WORK REQUEST: From the entries below, count the lines with "tributos". Write only the count.

--- EXTRACTED ENTRIES Enclosed Below ---

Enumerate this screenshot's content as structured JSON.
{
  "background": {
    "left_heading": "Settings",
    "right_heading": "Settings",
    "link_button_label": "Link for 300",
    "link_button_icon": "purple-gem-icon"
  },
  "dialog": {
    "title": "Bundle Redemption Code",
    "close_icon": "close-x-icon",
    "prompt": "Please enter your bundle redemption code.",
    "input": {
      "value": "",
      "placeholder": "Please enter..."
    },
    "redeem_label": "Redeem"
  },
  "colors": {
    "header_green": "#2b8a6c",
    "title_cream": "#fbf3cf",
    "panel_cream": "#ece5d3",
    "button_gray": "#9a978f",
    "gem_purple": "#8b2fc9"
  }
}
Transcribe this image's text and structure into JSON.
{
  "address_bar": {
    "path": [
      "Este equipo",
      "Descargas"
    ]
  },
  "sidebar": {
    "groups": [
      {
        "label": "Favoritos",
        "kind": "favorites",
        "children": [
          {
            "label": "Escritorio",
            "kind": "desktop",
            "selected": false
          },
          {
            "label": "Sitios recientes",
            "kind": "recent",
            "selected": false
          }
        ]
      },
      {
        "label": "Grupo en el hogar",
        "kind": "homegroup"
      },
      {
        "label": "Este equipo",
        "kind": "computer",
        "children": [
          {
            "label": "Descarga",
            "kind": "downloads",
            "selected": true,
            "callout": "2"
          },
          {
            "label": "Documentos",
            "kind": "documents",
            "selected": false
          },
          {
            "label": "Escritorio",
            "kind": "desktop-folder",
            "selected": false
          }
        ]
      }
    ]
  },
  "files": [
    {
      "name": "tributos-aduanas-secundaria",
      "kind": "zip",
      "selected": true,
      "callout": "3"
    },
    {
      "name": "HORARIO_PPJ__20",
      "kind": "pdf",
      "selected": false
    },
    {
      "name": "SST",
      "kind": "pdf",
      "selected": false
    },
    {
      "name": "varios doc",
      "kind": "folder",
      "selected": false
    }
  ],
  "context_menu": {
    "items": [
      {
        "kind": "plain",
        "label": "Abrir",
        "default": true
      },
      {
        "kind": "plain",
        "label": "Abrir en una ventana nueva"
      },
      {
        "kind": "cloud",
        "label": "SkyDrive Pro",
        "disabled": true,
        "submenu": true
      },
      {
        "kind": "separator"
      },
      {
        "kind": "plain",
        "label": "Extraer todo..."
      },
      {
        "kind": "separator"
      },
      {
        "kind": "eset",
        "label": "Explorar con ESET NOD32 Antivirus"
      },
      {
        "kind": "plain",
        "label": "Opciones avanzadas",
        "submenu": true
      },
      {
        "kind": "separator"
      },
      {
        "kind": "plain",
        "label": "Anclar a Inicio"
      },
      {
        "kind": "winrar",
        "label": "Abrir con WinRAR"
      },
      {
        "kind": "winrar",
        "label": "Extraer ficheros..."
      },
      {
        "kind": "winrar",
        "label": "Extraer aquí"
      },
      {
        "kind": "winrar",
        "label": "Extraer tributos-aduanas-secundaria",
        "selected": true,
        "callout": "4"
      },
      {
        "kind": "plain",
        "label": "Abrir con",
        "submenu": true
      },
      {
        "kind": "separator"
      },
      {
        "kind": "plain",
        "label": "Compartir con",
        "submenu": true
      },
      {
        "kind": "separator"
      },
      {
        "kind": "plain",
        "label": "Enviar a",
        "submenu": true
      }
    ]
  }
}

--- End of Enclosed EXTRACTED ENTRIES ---

RESPONSE AREA: 2